This is an increase from the NOAA's May outlook, which called for 10 to 16 named storms, of which four to eight were expected to become hurricanes, including one to four major hurricanes.
While a difference of one predicted major hurricane may not seem significant, as Hurricane Sandy proved, one major storm can take a catastrophic toll on life and property.
As the NOAA estimated in 2013, the death count from Hurricane Sandy totaled 147 direct deaths, and the storm damaged or destroyed at least 650,000 houses and left approximately 8.5 million customers without power during the storm and its wake.

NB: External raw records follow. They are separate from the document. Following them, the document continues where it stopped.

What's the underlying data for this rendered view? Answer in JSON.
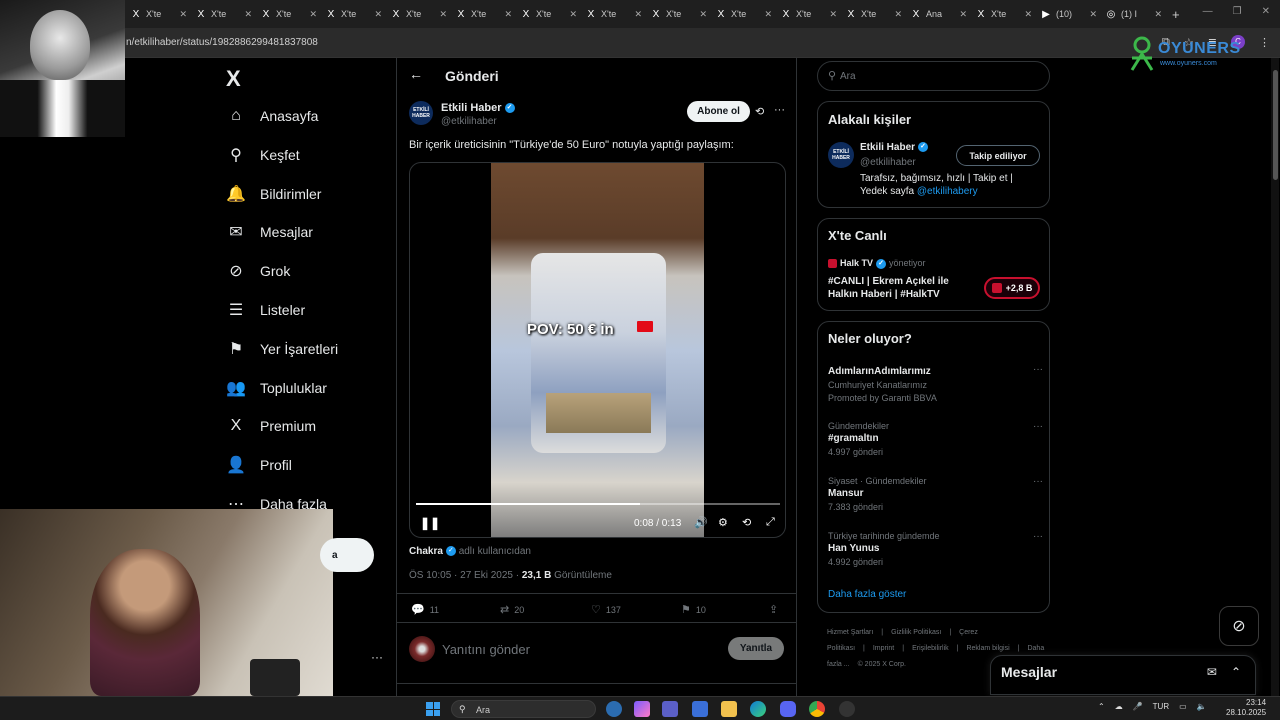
{
  "browser": {
    "tabs": [
      {
        "icon": "X",
        "label": "X'te"
      },
      {
        "icon": "X",
        "label": "X'te"
      },
      {
        "icon": "X",
        "label": "X'te"
      },
      {
        "icon": "X",
        "label": "X'te"
      },
      {
        "icon": "X",
        "label": "X'te"
      },
      {
        "icon": "X",
        "label": "X'te"
      },
      {
        "icon": "X",
        "label": "X'te"
      },
      {
        "icon": "X",
        "label": "X'te"
      },
      {
        "icon": "X",
        "label": "X'te"
      },
      {
        "icon": "X",
        "label": "X'te"
      },
      {
        "icon": "X",
        "label": "X'te"
      },
      {
        "icon": "X",
        "label": "X'te"
      },
      {
        "icon": "X",
        "label": "Ana"
      },
      {
        "icon": "X",
        "label": "X'te"
      },
      {
        "icon": "▶",
        "label": "(10)"
      },
      {
        "icon": "◎",
        "label": "(1) I"
      }
    ],
    "new_tab": "+",
    "url": "n/etkilihaber/status/1982886299481837808",
    "profile_initial": "C",
    "watermark_text": "OYUNERS",
    "watermark_sub": "www.oyuners.com"
  },
  "nav": {
    "logo": "X",
    "items": [
      {
        "icon": "⌂",
        "label": "Anasayfa"
      },
      {
        "icon": "⚲",
        "label": "Keşfet"
      },
      {
        "icon": "🔔",
        "label": "Bildirimler"
      },
      {
        "icon": "✉",
        "label": "Mesajlar"
      },
      {
        "icon": "⊘",
        "label": "Grok"
      },
      {
        "icon": "☰",
        "label": "Listeler"
      },
      {
        "icon": "⚑",
        "label": "Yer İşaretleri"
      },
      {
        "icon": "👥",
        "label": "Topluluklar"
      },
      {
        "icon": "X",
        "label": "Premium"
      },
      {
        "icon": "👤",
        "label": "Profil"
      },
      {
        "icon": "⋯",
        "label": "Daha fazla"
      }
    ],
    "post_button": "a",
    "more": "···"
  },
  "post": {
    "header_title": "Gönderi",
    "back": "←",
    "author_name": "Etkili Haber",
    "author_handle": "@etkilihaber",
    "avatar_text": "ETKİLİ HABER",
    "subscribe": "Abone ol",
    "text": "Bir içerik üreticisinin \"Türkiye'de 50 Euro\" notuyla yaptığı paylaşım:",
    "video": {
      "caption": "POV: 50 € in",
      "time": "0:08 / 0:13",
      "progress": 0.615
    },
    "byline_name": "Chakra",
    "byline_suffix": "adlı kullanıcıdan",
    "timestamp": "ÖS 10:05 · 27 Eki 2025 ·",
    "views_count": "23,1 B",
    "views_label": "Görüntüleme",
    "stats": {
      "replies": "11",
      "reposts": "20",
      "likes": "137",
      "bookmarks": "10"
    },
    "reply_placeholder": "Yanıtını gönder",
    "reply_button": "Yanıtla"
  },
  "sidebar": {
    "search_placeholder": "Ara",
    "related": {
      "title": "Alakalı kişiler",
      "name": "Etkili Haber",
      "handle": "@etkilihaber",
      "avatar_text": "ETKİLİ HABER",
      "follow_label": "Takip ediliyor",
      "bio": "Tarafsız, bağımsız, hızlı | Takip et | Yedek sayfa",
      "bio_mention": "@etkilihabery"
    },
    "live": {
      "title": "X'te Canlı",
      "host": "Halk TV",
      "host_role": "yönetiyor",
      "stream_title": "#CANLI | Ekrem Açıkel ile Halkın Haberi | #HalkTV",
      "listeners": "+2,8 B"
    },
    "trends": {
      "title": "Neler oluyor?",
      "items": [
        {
          "meta": "",
          "name": "AdımlarınAdımlarımız",
          "count": "Cumhuriyet Kanatlarımız",
          "promo": "Promoted by Garanti BBVA"
        },
        {
          "meta": "Gündemdekiler",
          "name": "#gramaltın",
          "count": "4.997 gönderi",
          "promo": ""
        },
        {
          "meta": "Siyaset · Gündemdekiler",
          "name": "Mansur",
          "count": "7.383 gönderi",
          "promo": ""
        },
        {
          "meta": "Türkiye tarihinde gündemde",
          "name": "Han Yunus",
          "count": "4.992 gönderi",
          "promo": ""
        }
      ],
      "show_more": "Daha fazla göster"
    },
    "footer": [
      "Hizmet Şartları",
      "|",
      "Gizlilik Politikası",
      "|",
      "Çerez Politikası",
      "|",
      "Imprint",
      "|",
      "Erişilebilirlik",
      "|",
      "Reklam bilgisi",
      "|",
      "Daha fazla ...",
      "© 2025 X Corp."
    ]
  },
  "messages_drawer": {
    "title": "Mesajlar"
  },
  "taskbar": {
    "search": "Ara",
    "lang": "TUR",
    "time": "23:14",
    "date": "28.10.2025"
  }
}
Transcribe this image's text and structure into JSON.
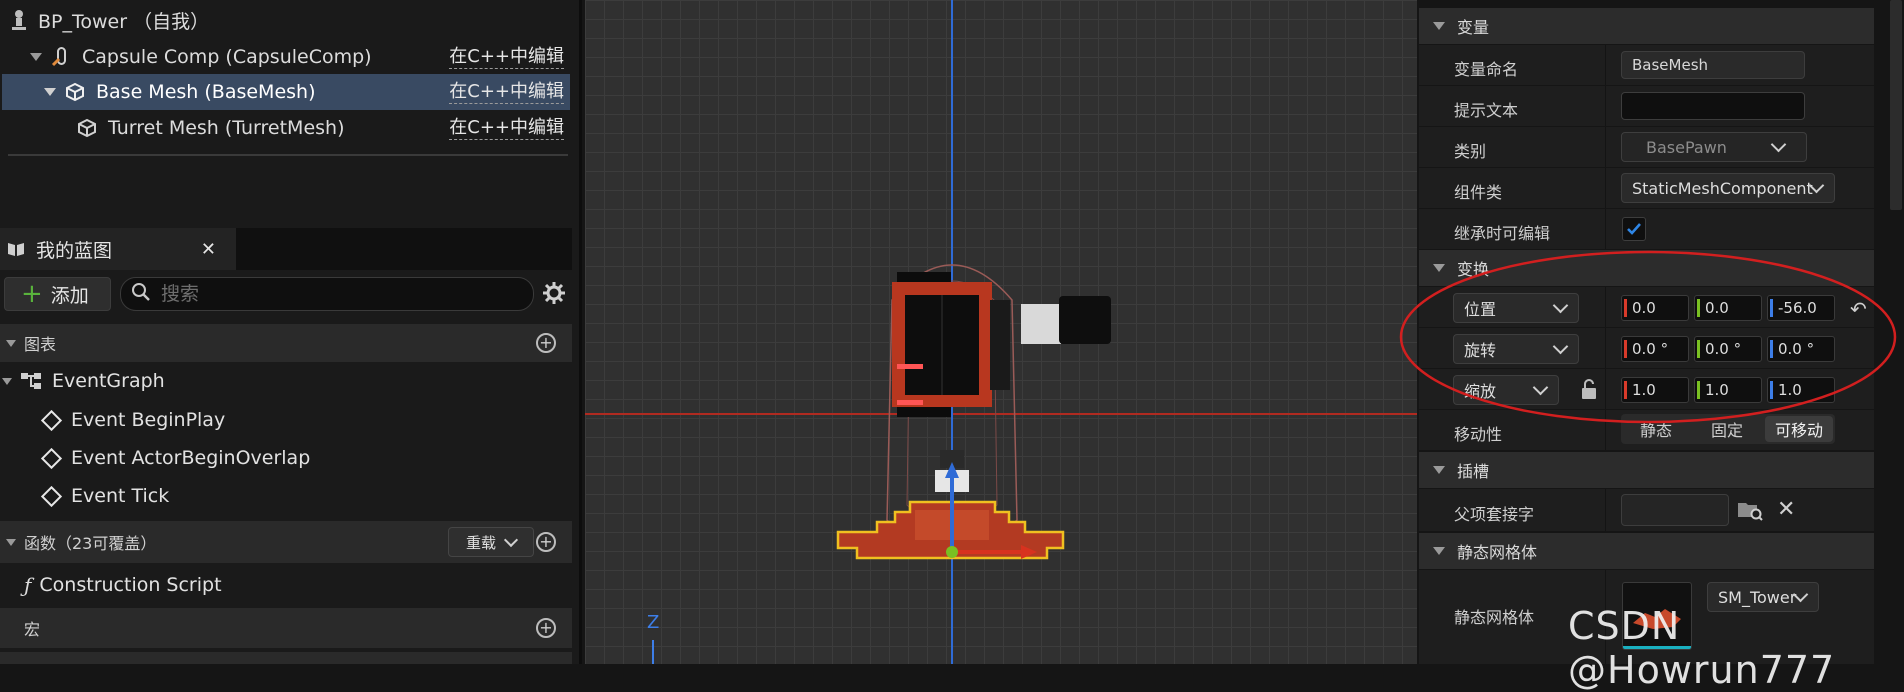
{
  "components": {
    "root": "BP_Tower （自我）",
    "items": [
      {
        "label": "Capsule Comp (CapsuleComp)",
        "edit": "在C++中编辑"
      },
      {
        "label": "Base Mesh (BaseMesh)",
        "edit": "在C++中编辑"
      },
      {
        "label": "Turret Mesh (TurretMesh)",
        "edit": "在C++中编辑"
      }
    ]
  },
  "my_blueprint": {
    "tab_label": "我的蓝图",
    "add_label": "添加",
    "search_placeholder": "搜索",
    "graphs_label": "图表",
    "event_graph": "EventGraph",
    "events": [
      "Event BeginPlay",
      "Event ActorBeginOverlap",
      "Event Tick"
    ],
    "functions_label": "函数（23可覆盖）",
    "override_label": "重载",
    "construction_script": "Construction Script",
    "macros_label": "宏"
  },
  "viewport": {
    "axis_label": "Z"
  },
  "details": {
    "variable_section": "变量",
    "variable_name_label": "变量命名",
    "variable_name_value": "BaseMesh",
    "tooltip_label": "提示文本",
    "tooltip_value": "",
    "category_label": "类别",
    "category_value": "BasePawn",
    "component_class_label": "组件类",
    "component_class_value": "StaticMeshComponent",
    "editable_inherit_label": "继承时可编辑",
    "transform_section": "变换",
    "location_label": "位置",
    "location": [
      "0.0",
      "0.0",
      "-56.0"
    ],
    "rotation_label": "旋转",
    "rotation": [
      "0.0 °",
      "0.0 °",
      "0.0 °"
    ],
    "scale_label": "缩放",
    "scale": [
      "1.0",
      "1.0",
      "1.0"
    ],
    "mobility_label": "移动性",
    "mobility_options": [
      "静态",
      "固定",
      "可移动"
    ],
    "sockets_section": "插槽",
    "parent_socket_label": "父项套接字",
    "static_mesh_section": "静态网格体",
    "static_mesh_label": "静态网格体",
    "static_mesh_value": "SM_Tower"
  },
  "watermark": "CSDN @Howrun777",
  "colors": {
    "selection": "#394a62",
    "annotation_ring": "#d21f1f",
    "accent_blue": "#1d6fd9"
  }
}
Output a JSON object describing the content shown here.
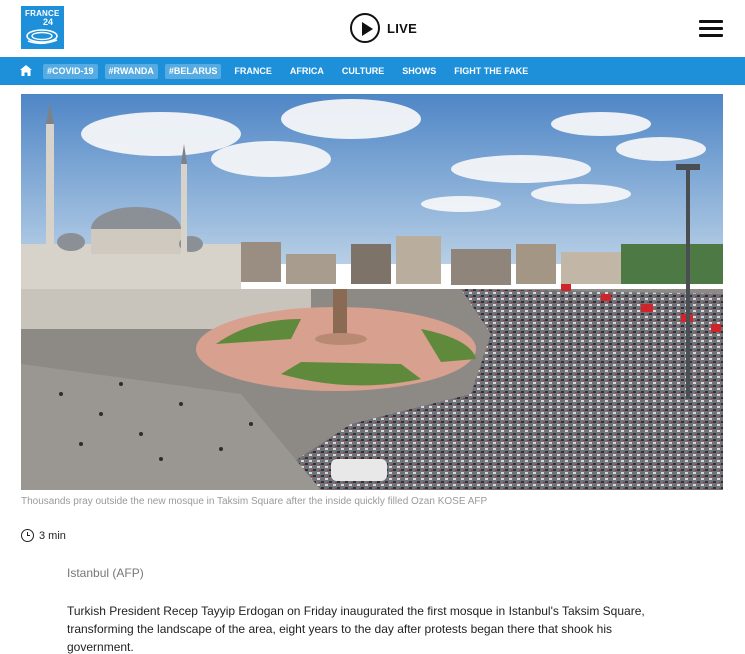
{
  "header": {
    "logo_line1": "FRANCE",
    "logo_line2": "24",
    "live_label": "LIVE"
  },
  "nav": {
    "tags": [
      "#COVID-19",
      "#RWANDA",
      "#BELARUS"
    ],
    "links": [
      "FRANCE",
      "AFRICA",
      "CULTURE",
      "SHOWS",
      "FIGHT THE FAKE"
    ]
  },
  "article": {
    "caption": "Thousands pray outside the new mosque in Taksim Square after the inside quickly filled  Ozan KOSE AFP",
    "read_time": "3 min",
    "dateline": "Istanbul (AFP)",
    "lead": "Turkish President Recep Tayyip Erdogan on Friday inaugurated the first mosque in Istanbul's Taksim Square, transforming the landscape of the area, eight years to the day after protests began there that shook his government."
  },
  "colors": {
    "brand_blue": "#1e90d9"
  }
}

Since Hurrican Sandy, the past few hurricane seasons in the Atlantic have been considered "below normal."
So far we've seen a number of tropical storms named, including Bonnie in South Carolina, Colin in western Florida, Danielle in eastern Mexico, and Earl in Belize and Mexico: